So far I have been really pleased with the successful revival of the Hammer brand, especially the fact that the `new' Hammer has shown a welcome commitment to their legacy by investing in this restoration programme. The HD versions of Dracula Prince of Darkness, Plague of the Zombies, The Reptile (and Quatermass and the Pit and Paranoiac) have been excellent, as I'm sure the next suite of releases will be. And let us not forget that this is after all a commercial activity, and Hammer presumably want to appeal to older long-standing Hammer aficionados as well as entice a new generation to embrace the pleasures of British Gothic. Hence the enhancements that have been made to The Devil Rides Out, which I am in favour of as the dodgy (and unfinished) special effects have always marred the film for me and ultimately diminish its impact. (Having said that I do hope that this sort of interference is kept to a minimum and has only been applied judiciously in this instance to address a long standing and well known shortcoming - I would not be happy for this approach to be extended to other films with notoriously underwhelming special effects, say The Lost Continent for example where the papier-mache-and-string effects are part of the charm.)
However, in this instance, I don't think this Blu-Ray transfer of one of Hammer's crown jewels is going to satisfy either the old Hammer fan or the new devotee. Sadly, after a week of viewing and re-viewing this title, alongside a re-bought copy of the Warner DVD release - re-bought because I'd sold my original copy in anticipation of this Blu-Ray edition - my feeling is that this is the most disappointing of the official Hammer BR releases to date. I need to emphasise that the criticism here is not in the knee jerk `whatever they've done it's bound to be wrong' line. But comparing the image quality of the older Warner Bros DVD version with both the Academy and widescreen versions on the BR here, even though they are clearly derived from the same source (evident in the `young' Frankenstein scenes) , the image quality - the colour, the sharpness - is undoubtedly better on the older DVD. (I'm not going to talk about the version of the film on the DVDs in this new edition - as these simply replicate the image quality of the BR.)
I have absolutely no technical expertise or inside knowledge in these matters, but using just the evidence of my own eyeballs, there is no contest. The versions of the film on this BR are washed out, faded, blurry and lacklustre. The image on the WB DVD is cleaner and more crisp, the colour far more vivid, lush and just more `Hammer, than this muddy BR. In other ways the BR looks like a step backward. Look at the scene where Frankenstein and Krempe cut down the corpse from the gibbet. On the BR there is a continual flickering through the entire scene; on the WB DVD no such flickering is evident. (If other people could confirm this just to allay my fears that I might have a dodgy copy). This is even more dismaying because on the Universal Monster Box, the problem of flickering in the substantially older Universal movies has been highlighted and corrected. Annoyingly in Curse of Frankenstein, it seems to have been introduced where it did not before exist. So the bottom line as regards the film itself is that in future it'll be the WB DVD version that I'll be watching.

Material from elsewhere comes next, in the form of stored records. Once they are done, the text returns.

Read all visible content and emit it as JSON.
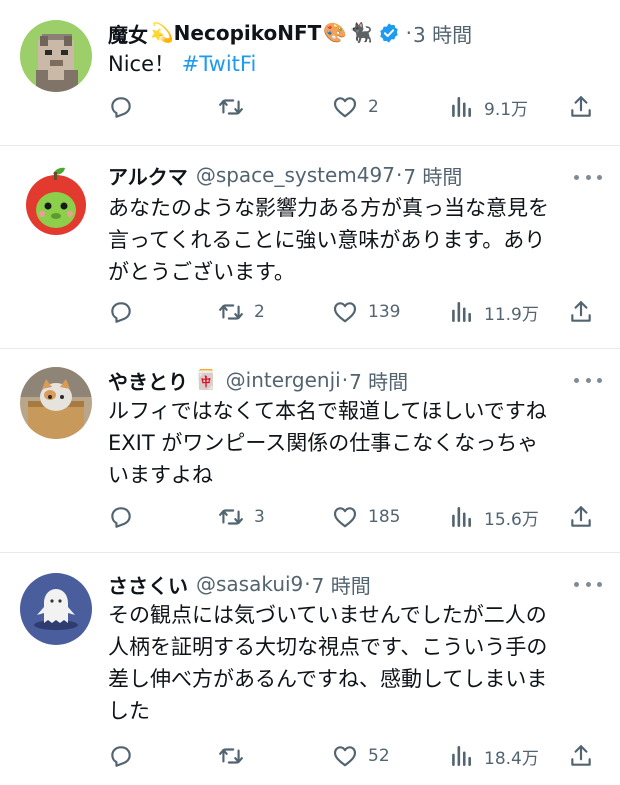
{
  "tweets": [
    {
      "name": "魔女",
      "name_suffix": "NecopikoNFT",
      "handle": "",
      "separator": "·",
      "time": "3 時間",
      "text_lines": [
        "Nice！"
      ],
      "hashtag": "#TwitFi",
      "replies": "",
      "retweets": "",
      "likes": "2",
      "views": "9.1万",
      "verified": true
    },
    {
      "name": "アルクマ",
      "handle": "@space_system497",
      "separator": "·",
      "time": "7 時間",
      "text_lines": [
        "あなたのような影響力ある方が真っ当な意見を",
        "言ってくれることに強い意味があります。あり",
        "がとうございます。"
      ],
      "replies": "",
      "retweets": "2",
      "likes": "139",
      "views": "11.9万"
    },
    {
      "name": "やきとり",
      "name_emoji": "🀄",
      "handle": "@intergenji",
      "separator": "·",
      "time": "7 時間",
      "text_lines": [
        "ルフィではなくて本名で報道してほしいですね",
        "EXIT がワンピース関係の仕事こなくなっちゃ",
        "いますよね"
      ],
      "replies": "",
      "retweets": "3",
      "likes": "185",
      "views": "15.6万"
    },
    {
      "name": "ささくい",
      "handle": "@sasakui9",
      "separator": "·",
      "time": "7 時間",
      "text_lines": [
        "その観点には気づいていませんでしたが二人の",
        "人柄を証明する大切な視点です、こういう手の",
        "差し伸べ方があるんですね、感動してしまいま",
        "した"
      ],
      "replies": "",
      "retweets": "",
      "likes": "52",
      "views": "18.4万"
    }
  ],
  "icons": {
    "reply": "reply-icon",
    "retweet": "retweet-icon",
    "like": "like-icon",
    "views": "views-icon",
    "share": "share-icon",
    "more": "more-icon",
    "verified": "verified-badge-icon"
  },
  "colors": {
    "text": "#0f1419",
    "secondary": "#536471",
    "link": "#1d9bf0",
    "divider": "#e7e9ea",
    "verified": "#1d9bf0"
  }
}
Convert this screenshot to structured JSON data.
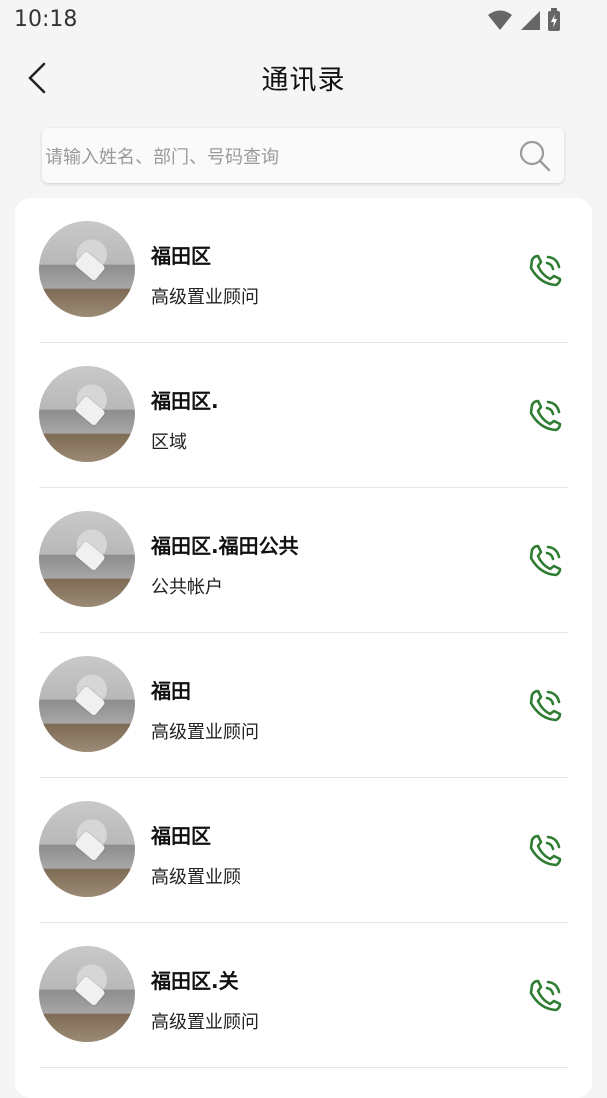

I've not even addressed the aspect ratio issue, which has been done to death on the official Hammer blog and elsewhere, but my reservations on this score are less pronounced than over the generally poor image quality. (Though I am persuaded that a widescreen presentation is the correct one, so the concerns expressed elsewhere as to how Hammer have dealt with this issue add to my wariness about ordering future offerings sight unseen, particularly in relation to the release of the Dracula Blu-Ray next year.)
Moving on to the rest of the package, there's the usual making of doc with archive of Michael Carreras and Jimmy Sangster plus the welcome irreverence of Melvyn Hayes, a short and moving tribute to Peter Cushing, and then in SD the earlier Terence Fisher Hammer feature Four Side Triangle, the lame duck (but fascinating historical artefact) TV pilot episode of Tales of Frankenstein and the World of Hammer `Frankenstein' segment. These are included as extras on the Blu-Ray and also included on the 2nd DVD. Exclusively on this 2nd Extras DVD is a pdf `booklet' (not provided as hard copy insert) on the genesis of Curse of Frankenstein. There is also the indispensable commentary by Jonathan Rigby and Marcus Hearn on both the BR and DVD versions of the film. All very worthwhile - it's just a shame that the jewel they are meant to offset is less than glittering.